Board of directors
as of 10/18/2022
SOURCE: Self-reported by organization
Board chair

Michael Dulle

State Bank

Term: 2018 - 2023

Tim Rieger

St. Ritas

Linda Hamilton

Retired

Brandon Nevergall

Woodforest Bank

Jennifer Niese

Nutrien

Greg Stumbaugh

Logistics

Hans Varga-Silva

Marathon Petroleum

Joe Rocca

AEP

Ron Rooker

CHOPIN Hall

Crystal Weitz

University of Findlay

Board leadership practices

SOURCE: Self-reported by organization

GuideStar worked with BoardSource, the national leader in nonprofit board leadership and governance, to create this section.

  • Board orientation and education
    Does the board conduct a formal orientation for new board members and require all board members to sign a written agreement regarding their roles, responsibilities, and expectations? Yes
  • CEO oversight
    Has the board conducted a formal, written assessment of the chief executive within the past year ? Yes
  • Ethics and transparency
    Have the board and senior staff reviewed the conflict-of-interest policy and completed and signed disclosure statements in the past year? Yes
  • Board composition
    Does the board ensure an inclusive board member recruitment process that results in diversity of thought and leadership? Yes
  • Board performance
    Has the board conducted a formal, written self-assessment of its performance within the past three years? Yes

Organizational demographics

SOURCE: Self-reported; last updated 10/18/2022

Who works and leads organizations that serve our diverse communities?

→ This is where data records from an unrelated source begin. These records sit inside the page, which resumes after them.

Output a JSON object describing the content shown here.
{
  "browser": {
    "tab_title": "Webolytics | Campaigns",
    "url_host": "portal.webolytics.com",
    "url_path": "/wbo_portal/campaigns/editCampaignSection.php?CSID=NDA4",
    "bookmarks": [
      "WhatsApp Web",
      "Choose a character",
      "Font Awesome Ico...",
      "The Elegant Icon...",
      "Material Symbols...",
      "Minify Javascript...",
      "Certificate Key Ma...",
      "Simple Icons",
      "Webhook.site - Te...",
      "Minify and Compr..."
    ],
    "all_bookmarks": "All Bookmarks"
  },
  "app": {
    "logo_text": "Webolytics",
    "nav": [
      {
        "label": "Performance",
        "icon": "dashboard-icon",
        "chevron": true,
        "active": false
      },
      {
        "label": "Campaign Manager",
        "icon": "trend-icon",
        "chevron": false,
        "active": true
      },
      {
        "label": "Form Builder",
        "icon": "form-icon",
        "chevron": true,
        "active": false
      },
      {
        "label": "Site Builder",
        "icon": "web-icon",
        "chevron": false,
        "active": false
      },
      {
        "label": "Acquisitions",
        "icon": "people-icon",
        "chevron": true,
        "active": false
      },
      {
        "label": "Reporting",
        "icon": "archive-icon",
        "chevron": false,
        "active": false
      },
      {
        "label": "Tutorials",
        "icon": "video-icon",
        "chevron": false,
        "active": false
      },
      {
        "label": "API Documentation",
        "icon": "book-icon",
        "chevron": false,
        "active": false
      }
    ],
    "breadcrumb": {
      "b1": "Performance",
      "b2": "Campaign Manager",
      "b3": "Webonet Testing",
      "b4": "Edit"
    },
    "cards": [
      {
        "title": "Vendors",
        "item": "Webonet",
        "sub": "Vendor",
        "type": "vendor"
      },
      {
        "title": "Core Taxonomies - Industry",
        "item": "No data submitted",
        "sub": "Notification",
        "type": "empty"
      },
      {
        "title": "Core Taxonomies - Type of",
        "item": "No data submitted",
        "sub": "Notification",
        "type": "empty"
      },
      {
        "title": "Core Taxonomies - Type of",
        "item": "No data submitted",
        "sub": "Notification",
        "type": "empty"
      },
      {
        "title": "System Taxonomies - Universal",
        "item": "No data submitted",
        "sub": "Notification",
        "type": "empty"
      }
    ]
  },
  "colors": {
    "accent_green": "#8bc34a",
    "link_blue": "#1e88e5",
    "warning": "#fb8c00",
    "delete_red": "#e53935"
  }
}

GuideStar partnered on this section with CHANGE Philanthropy and Equity in the Center.

Leadership

The organization's leader identifies as:

Race & ethnicity
White/Caucasian/European
Gender identity
Female, Not transgender (cisgender)
Sexual orientation
Heterosexual or Straight
Disability status
Person without a disability

Race & ethnicity

Gender identity

 

Sexual orientation

No data

Disability

No data